Output the following data exactly.

+===+

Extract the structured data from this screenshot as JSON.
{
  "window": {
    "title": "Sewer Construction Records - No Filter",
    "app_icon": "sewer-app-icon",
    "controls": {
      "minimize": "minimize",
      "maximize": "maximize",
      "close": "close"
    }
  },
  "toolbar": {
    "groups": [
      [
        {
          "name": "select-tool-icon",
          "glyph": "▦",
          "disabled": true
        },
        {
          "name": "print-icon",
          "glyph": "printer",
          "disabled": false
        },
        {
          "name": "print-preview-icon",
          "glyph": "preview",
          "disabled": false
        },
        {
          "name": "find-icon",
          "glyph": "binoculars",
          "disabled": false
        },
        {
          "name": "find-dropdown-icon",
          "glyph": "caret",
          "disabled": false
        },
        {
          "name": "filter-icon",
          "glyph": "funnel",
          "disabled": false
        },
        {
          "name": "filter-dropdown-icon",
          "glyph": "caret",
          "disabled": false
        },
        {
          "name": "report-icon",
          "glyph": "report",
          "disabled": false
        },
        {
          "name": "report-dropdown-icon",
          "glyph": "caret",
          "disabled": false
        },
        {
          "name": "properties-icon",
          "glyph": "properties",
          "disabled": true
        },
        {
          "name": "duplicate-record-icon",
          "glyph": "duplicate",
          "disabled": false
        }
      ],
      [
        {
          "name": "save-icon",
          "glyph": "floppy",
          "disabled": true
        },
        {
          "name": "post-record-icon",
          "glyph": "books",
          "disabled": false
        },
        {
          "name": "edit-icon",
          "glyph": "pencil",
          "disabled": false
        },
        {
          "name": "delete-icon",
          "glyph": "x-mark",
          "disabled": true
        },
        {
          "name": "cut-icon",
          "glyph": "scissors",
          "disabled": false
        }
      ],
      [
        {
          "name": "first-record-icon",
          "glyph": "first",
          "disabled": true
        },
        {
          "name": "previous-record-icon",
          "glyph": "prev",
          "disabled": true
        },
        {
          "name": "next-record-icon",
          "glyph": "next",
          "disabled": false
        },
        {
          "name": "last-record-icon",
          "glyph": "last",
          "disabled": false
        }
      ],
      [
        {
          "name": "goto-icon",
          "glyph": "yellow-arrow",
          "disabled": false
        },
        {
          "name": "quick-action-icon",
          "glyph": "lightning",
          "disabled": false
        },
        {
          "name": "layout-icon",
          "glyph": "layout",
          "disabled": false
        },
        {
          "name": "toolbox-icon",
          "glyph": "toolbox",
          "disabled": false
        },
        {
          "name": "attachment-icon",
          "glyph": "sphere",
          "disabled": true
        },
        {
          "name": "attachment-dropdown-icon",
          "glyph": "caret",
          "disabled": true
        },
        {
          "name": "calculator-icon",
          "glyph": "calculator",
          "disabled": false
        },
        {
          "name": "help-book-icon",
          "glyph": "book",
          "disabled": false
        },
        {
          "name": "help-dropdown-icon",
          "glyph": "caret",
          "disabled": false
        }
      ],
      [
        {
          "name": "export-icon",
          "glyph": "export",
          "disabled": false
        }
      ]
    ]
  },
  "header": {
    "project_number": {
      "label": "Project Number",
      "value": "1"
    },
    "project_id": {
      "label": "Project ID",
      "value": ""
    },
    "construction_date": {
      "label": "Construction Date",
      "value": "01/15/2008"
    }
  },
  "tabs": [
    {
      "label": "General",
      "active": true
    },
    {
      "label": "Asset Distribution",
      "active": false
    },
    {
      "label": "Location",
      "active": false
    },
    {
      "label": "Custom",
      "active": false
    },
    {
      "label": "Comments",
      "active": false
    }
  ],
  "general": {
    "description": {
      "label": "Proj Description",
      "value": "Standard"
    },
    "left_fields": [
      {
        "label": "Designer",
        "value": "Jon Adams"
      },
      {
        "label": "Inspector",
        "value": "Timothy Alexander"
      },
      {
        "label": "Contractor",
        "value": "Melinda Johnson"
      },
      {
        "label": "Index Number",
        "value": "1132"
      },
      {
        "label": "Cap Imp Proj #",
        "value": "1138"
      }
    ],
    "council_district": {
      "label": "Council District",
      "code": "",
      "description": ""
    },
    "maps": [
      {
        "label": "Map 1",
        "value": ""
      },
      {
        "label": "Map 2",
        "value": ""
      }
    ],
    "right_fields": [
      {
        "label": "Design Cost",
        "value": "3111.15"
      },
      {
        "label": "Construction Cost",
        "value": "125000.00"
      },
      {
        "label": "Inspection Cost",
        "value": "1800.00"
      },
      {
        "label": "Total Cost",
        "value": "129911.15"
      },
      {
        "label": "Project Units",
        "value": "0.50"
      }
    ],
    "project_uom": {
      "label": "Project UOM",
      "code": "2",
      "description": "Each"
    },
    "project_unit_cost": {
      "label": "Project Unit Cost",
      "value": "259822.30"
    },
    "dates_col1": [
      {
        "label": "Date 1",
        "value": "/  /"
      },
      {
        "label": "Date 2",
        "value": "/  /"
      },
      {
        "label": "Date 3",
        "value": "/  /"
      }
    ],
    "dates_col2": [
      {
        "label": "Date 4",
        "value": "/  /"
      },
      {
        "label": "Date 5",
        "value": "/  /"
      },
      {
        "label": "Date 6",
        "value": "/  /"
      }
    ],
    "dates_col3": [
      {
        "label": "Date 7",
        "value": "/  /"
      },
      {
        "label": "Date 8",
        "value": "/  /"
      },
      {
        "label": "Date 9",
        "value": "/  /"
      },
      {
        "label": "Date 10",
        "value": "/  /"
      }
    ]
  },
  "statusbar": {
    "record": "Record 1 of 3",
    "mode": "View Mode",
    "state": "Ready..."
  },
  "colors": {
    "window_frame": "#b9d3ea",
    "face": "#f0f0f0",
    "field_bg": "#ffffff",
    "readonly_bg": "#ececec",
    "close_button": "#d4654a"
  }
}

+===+

> _Answer for the task_
Extract the structured data from this screenshot as JSON.
{
  "window": {
    "title": "Sewer Construction Records - No Filter",
    "app_icon": "sewer-app-icon",
    "controls": {
      "minimize": "minimize",
      "maximize": "maximize",
      "close": "close"
    }
  },
  "toolbar": {
    "groups": [
      [
        {
          "name": "select-tool-icon",
          "glyph": "▦",
          "disabled": true
        },
        {
          "name": "print-icon",
          "glyph": "printer",
          "disabled": false
        },
        {
          "name": "print-preview-icon",
          "glyph": "preview",
          "disabled": false
        },
        {
          "name": "find-icon",
          "glyph": "binoculars",
          "disabled": false
        },
        {
          "name": "find-dropdown-icon",
          "glyph": "caret",
          "disabled": false
        },
        {
          "name": "filter-icon",
          "glyph": "funnel",
          "disabled": false
        },
        {
          "name": "filter-dropdown-icon",
          "glyph": "caret",
          "disabled": false
        },
        {
          "name": "report-icon",
          "glyph": "report",
          "disabled": false
        },
        {
          "name": "report-dropdown-icon",
          "glyph": "caret",
          "disabled": false
        },
        {
          "name": "properties-icon",
          "glyph": "properties",
          "disabled": true
        },
        {
          "name": "duplicate-record-icon",
          "glyph": "duplicate",
          "disabled": false
        }
      ],
      [
        {
          "name": "save-icon",
          "glyph": "floppy",
          "disabled": true
        },
        {
          "name": "post-record-icon",
          "glyph": "books",
          "disabled": false
        },
        {
          "name": "edit-icon",
          "glyph": "pencil",
          "disabled": false
        },
        {
          "name": "delete-icon",
          "glyph": "x-mark",
          "disabled": true
        },
        {
          "name": "cut-icon",
          "glyph": "scissors",
          "disabled": false
        }
      ],
      [
        {
          "name": "first-record-icon",
          "glyph": "first",
          "disabled": true
        },
        {
          "name": "previous-record-icon",
          "glyph": "prev",
          "disabled": true
        },
        {
          "name": "next-record-icon",
          "glyph": "next",
          "disabled": false
        },
        {
          "name": "last-record-icon",
          "glyph": "last",
          "disabled": false
        }
      ],
      [
        {
          "name": "goto-icon",
          "glyph": "yellow-arrow",
          "disabled": false
        },
        {
          "name": "quick-action-icon",
          "glyph": "lightning",
          "disabled": false
        },
        {
          "name": "layout-icon",
          "glyph": "layout",
          "disabled": false
        },
        {
          "name": "toolbox-icon",
          "glyph": "toolbox",
          "disabled": false
        },
        {
          "name": "attachment-icon",
          "glyph": "sphere",
          "disabled": true
        },
        {
          "name": "attachment-dropdown-icon",
          "glyph": "caret",
          "disabled": true
        },
        {
          "name": "calculator-icon",
          "glyph": "calculator",
          "disabled": false
        },
        {
          "name": "help-book-icon",
          "glyph": "book",
          "disabled": false
        },
        {
          "name": "help-dropdown-icon",
          "glyph": "caret",
          "disabled": false
        }
      ],
      [
        {
          "name": "export-icon",
          "glyph": "export",
          "disabled": false
        }
      ]
    ]
  },
  "header": {
    "project_number": {
      "label": "Project Number",
      "value": "1"
    },
    "project_id": {
      "label": "Project ID",
      "value": ""
    },
    "construction_date": {
      "label": "Construction Date",
      "value": "01/15/2008"
    }
  },
  "tabs": [
    {
      "label": "General",
      "active": true
    },
    {
      "label": "Asset Distribution",
      "active": false
    },
    {
      "label": "Location",
      "active": false
    },
    {
      "label": "Custom",
      "active": false
    },
    {
      "label": "Comments",
      "active": false
    }
  ],
  "general": {
    "description": {
      "label": "Proj Description",
      "value": "Standard"
    },
    "left_fields": [
      {
        "label": "Designer",
        "value": "Jon Adams"
      },
      {
        "label": "Inspector",
        "value": "Timothy Alexander"
      },
      {
        "label": "Contractor",
        "value": "Melinda Johnson"
      },
      {
        "label": "Index Number",
        "value": "1132"
      },
      {
        "label": "Cap Imp Proj #",
        "value": "1138"
      }
    ],
    "council_district": {
      "label": "Council District",
      "code": "",
      "description": ""
    },
    "maps": [
      {
        "label": "Map 1",
        "value": ""
      },
      {
        "label": "Map 2",
        "value": ""
      }
    ],
    "right_fields": [
      {
        "label": "Design Cost",
        "value": "3111.15"
      },
      {
        "label": "Construction Cost",
        "value": "125000.00"
      },
      {
        "label": "Inspection Cost",
        "value": "1800.00"
      },
      {
        "label": "Total Cost",
        "value": "129911.15"
      },
      {
        "label": "Project Units",
        "value": "0.50"
      }
    ],
    "project_uom": {
      "label": "Project UOM",
      "code": "2",
      "description": "Each"
    },
    "project_unit_cost": {
      "label": "Project Unit Cost",
      "value": "259822.30"
    },
    "dates_col1": [
      {
        "label": "Date 1",
        "value": "/  /"
      },
      {
        "label": "Date 2",
        "value": "/  /"
      },
      {
        "label": "Date 3",
        "value": "/  /"
      }
    ],
    "dates_col2": [
      {
        "label": "Date 4",
        "value": "/  /"
      },
      {
        "label": "Date 5",
        "value": "/  /"
      },
      {
        "label": "Date 6",
        "value": "/  /"
      }
    ],
    "dates_col3": [
      {
        "label": "Date 7",
        "value": "/  /"
      },
      {
        "label": "Date 8",
        "value": "/  /"
      },
      {
        "label": "Date 9",
        "value": "/  /"
      },
      {
        "label": "Date 10",
        "value": "/  /"
      }
    ]
  },
  "statusbar": {
    "record": "Record 1 of 3",
    "mode": "View Mode",
    "state": "Ready..."
  },
  "colors": {
    "window_frame": "#b9d3ea",
    "face": "#f0f0f0",
    "field_bg": "#ffffff",
    "readonly_bg": "#ececec",
    "close_button": "#d4654a"
  }
}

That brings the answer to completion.